## [Your instructions]
In the records, each line holding "direcciones" must be reported.

## [Material shown]
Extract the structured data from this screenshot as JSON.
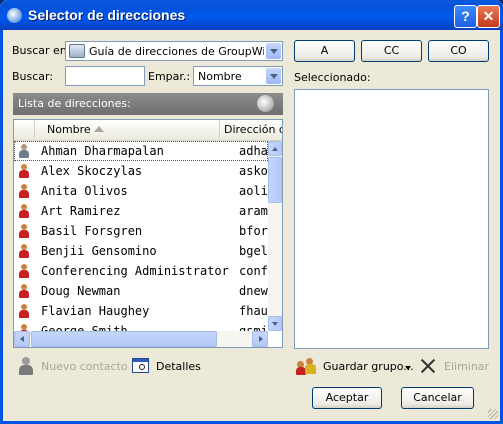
{
  "window": {
    "title": "Selector de direcciones",
    "help_label": "?",
    "close_label": "✕"
  },
  "search": {
    "buscar_en_label": "Buscar en:",
    "book_value": "Guía de direcciones de GroupWise de",
    "buscar_label": "Buscar:",
    "buscar_value": "",
    "empar_label": "Empar.:",
    "empar_value": "Nombre"
  },
  "recipients": {
    "to_label": "A",
    "cc_label": "CC",
    "bc_label": "CO",
    "selected_label": "Seleccionado:"
  },
  "list": {
    "header_label": "Lista de direcciones:",
    "col_name": "Nombre",
    "col_address": "Dirección de",
    "rows": [
      {
        "name": "Ahman Dharmapalan",
        "addr": "adhar",
        "icon": "grey"
      },
      {
        "name": "Alex Skoczylas",
        "addr": "askoc",
        "icon": "red"
      },
      {
        "name": "Anita Olivos",
        "addr": "aolivo",
        "icon": "red"
      },
      {
        "name": "Art Ramirez",
        "addr": "aramir",
        "icon": "red"
      },
      {
        "name": "Basil Forsgren",
        "addr": "bforsg",
        "icon": "red"
      },
      {
        "name": "Benjii Gensomino",
        "addr": "bgelso",
        "icon": "red"
      },
      {
        "name": "Conferencing Administrator",
        "addr": "confad",
        "icon": "red"
      },
      {
        "name": "Doug Newman",
        "addr": "dnewm",
        "icon": "red"
      },
      {
        "name": "Flavian Haughey",
        "addr": "fhaugh",
        "icon": "red"
      },
      {
        "name": "George Smith",
        "addr": "gsmith",
        "icon": "red"
      }
    ]
  },
  "footer": {
    "new_contact": "Nuevo contacto",
    "details": "Detalles",
    "save_group": "Guardar grupo...",
    "delete": "Eliminar",
    "accept": "Aceptar",
    "cancel": "Cancelar"
  }
}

## [Response below]
    "title": "Selector de direcciones",
    "book_value": "Guía de direcciones de GroupWise de",
    "header_label": "Lista de direcciones:",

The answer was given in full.